I'm joining the entire Red Room community in writing a short blog post on this week's topic: "Forgiveness." We'll choose at least one of these blogs to be featured on Red Room's homepage next week, and we'll choose one blog writer to receive a free book from a Red Room Author. Submit your blog entry by Friday at 10:30 a.m. PDT [GMT-0700] for consideration. Be sure to tag the entry with the keyword term "forgiveness blog” so we can find it.
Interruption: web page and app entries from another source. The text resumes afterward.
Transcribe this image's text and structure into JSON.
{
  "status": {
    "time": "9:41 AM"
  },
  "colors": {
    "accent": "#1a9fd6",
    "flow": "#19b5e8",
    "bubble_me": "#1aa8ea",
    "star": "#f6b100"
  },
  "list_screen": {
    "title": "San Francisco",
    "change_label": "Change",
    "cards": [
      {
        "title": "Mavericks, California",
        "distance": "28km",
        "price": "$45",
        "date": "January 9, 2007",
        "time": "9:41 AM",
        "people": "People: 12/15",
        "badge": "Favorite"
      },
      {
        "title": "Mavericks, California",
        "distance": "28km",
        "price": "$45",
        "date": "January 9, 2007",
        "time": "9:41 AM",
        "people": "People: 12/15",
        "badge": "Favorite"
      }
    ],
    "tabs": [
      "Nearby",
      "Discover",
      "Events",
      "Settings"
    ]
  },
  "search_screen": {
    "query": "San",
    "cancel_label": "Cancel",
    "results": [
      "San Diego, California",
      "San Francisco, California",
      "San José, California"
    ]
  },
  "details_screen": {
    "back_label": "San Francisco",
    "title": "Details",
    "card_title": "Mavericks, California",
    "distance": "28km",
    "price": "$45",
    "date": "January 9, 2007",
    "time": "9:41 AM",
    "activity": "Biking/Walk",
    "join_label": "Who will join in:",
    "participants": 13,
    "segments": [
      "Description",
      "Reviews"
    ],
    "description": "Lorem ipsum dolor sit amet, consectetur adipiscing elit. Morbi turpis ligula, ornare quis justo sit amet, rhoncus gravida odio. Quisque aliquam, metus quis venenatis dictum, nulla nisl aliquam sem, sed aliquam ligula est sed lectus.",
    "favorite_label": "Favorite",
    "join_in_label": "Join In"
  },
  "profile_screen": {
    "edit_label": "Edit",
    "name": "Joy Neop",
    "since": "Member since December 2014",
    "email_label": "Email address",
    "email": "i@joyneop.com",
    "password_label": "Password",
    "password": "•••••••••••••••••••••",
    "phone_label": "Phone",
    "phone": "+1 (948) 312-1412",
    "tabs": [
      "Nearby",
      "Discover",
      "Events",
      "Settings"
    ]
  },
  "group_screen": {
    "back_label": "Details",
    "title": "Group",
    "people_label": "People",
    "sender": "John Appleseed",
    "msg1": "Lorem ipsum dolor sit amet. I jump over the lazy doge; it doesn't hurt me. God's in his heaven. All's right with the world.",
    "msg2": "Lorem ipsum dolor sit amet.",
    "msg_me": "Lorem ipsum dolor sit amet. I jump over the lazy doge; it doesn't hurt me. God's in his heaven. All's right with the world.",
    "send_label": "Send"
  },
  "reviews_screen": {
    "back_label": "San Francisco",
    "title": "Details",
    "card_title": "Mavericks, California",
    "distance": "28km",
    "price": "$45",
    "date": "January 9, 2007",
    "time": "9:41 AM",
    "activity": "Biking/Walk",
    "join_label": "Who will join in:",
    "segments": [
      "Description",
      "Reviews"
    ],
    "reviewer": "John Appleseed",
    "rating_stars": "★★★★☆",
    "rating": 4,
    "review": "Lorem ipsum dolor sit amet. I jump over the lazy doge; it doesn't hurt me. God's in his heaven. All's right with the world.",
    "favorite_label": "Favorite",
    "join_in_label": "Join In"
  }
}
Living here in the peace-and-love world capital, I felt, for a long time, very bad about my inability to forgive a few people who had directly or indirectly done me wrong, and to thereby live forevermore in a state of transcendent bliss. Then I said to myself, "F*** that. This is how I feel, and I will not beat myself up about it." Call me unevolved, but I don't think forgiveness is always necessary--or always necessarily a good thing. There are a few people whom I'm going to stay angry at for a while longer--maybe forever. I will die cursing their names and shaking my fist at the heavens.
So you might say that I forgave myself for being unable to forgive others. That counts for something, right? I'm working on being a better person, obviously, but for now I'm still royally pissed off at a select group of jerks, crooks, and nitwits.
I accept that harboring anger for another person affects me much more than that other person. But I don't accept the notion that anger is always a bad thing. Can it not also be a motivator? A protector? A reminder? My inability to forgive a malicious nincompoop of a former boss is one of the things that has motivated me to succeed in subsequent jobs. A tiny kernel of rage left behind by a duplicitous ex-lover guarantees that I will look be more careful with my heart next time. And unremitting anger about malefactors on the world stage keeps me ever wary about the actions of governments.
I don't want to make peace with these people--for the same reason I don't want to take some mood altering prescription drugs that have been suggested. My feelings about these people, about these things that happened, are part of what makes me, me: complicated. . . a bit dolorous. . . dense. Without them, I fear I might float into the lower atmosphere like one of those flimsy New Age balloon people who feel only love and other lighter-than-air emotions.
OK, I feel bad about calling those enlightened sorts "flimsy balloon people." But I acknowledge that my snarkiness is in part caused by jealousy, I will take a moment to forgive myself, and I'm sure they forgive me.
Some people think that holding grudges weighs a person down. But maybe I like being weighed down. Or maybe the trick is to always hold an even number of grudges--that way, they don't "weigh you down." Rather, they keep you balanced.
Causes Charles Purdy Supports
San Francisco Food Bank, Gay Men's Health Crisis, Project Open Hand, San Francisco SPCA, Smile Train, National Lesbian & Gay Journalists Association...